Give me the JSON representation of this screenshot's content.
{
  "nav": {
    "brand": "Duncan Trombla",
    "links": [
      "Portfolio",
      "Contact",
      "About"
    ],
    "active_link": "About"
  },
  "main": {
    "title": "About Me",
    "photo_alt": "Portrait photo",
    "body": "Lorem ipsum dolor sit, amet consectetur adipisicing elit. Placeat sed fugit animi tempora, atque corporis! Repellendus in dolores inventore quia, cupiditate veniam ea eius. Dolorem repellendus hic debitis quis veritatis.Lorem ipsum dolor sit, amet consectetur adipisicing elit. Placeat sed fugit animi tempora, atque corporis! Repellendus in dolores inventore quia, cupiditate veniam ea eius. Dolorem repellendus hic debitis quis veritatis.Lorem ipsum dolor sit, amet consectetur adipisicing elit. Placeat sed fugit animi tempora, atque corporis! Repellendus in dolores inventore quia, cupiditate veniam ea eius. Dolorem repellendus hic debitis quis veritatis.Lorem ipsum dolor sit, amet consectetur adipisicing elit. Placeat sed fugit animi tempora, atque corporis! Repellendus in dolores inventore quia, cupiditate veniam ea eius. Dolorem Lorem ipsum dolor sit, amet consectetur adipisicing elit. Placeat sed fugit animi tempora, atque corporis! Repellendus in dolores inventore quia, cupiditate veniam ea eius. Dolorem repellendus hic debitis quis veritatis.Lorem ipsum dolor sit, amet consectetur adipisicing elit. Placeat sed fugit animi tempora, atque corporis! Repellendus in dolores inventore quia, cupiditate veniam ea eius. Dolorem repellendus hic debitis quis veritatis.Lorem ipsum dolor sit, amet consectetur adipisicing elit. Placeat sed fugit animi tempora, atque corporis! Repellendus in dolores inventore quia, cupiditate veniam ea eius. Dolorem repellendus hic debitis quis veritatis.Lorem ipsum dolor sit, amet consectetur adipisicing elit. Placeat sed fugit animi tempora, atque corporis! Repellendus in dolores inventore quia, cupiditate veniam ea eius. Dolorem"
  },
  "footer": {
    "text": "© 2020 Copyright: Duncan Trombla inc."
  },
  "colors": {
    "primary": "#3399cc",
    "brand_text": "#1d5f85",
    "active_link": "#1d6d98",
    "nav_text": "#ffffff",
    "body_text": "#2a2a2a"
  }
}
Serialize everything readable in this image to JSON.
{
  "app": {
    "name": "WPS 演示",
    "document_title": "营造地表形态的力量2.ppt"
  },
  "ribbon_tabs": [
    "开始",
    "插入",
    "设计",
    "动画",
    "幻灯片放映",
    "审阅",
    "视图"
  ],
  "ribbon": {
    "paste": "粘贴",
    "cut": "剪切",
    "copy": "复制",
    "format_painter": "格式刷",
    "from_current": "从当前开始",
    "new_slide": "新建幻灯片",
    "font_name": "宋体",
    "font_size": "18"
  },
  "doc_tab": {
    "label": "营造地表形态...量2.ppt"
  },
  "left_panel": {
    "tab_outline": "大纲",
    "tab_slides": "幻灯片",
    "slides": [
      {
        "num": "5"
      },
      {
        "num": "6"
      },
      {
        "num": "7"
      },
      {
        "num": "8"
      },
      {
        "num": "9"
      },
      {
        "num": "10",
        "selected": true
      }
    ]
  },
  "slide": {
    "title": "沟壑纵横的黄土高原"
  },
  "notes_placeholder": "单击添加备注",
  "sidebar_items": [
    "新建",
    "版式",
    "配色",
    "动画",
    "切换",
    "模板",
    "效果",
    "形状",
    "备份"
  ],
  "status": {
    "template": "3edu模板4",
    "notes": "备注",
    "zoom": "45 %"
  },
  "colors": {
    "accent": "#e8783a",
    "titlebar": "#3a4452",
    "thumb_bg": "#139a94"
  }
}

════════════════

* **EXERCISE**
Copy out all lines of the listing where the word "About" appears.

* **RESULT**
      "About"
    "active_link": "About"
    "title": "About Me",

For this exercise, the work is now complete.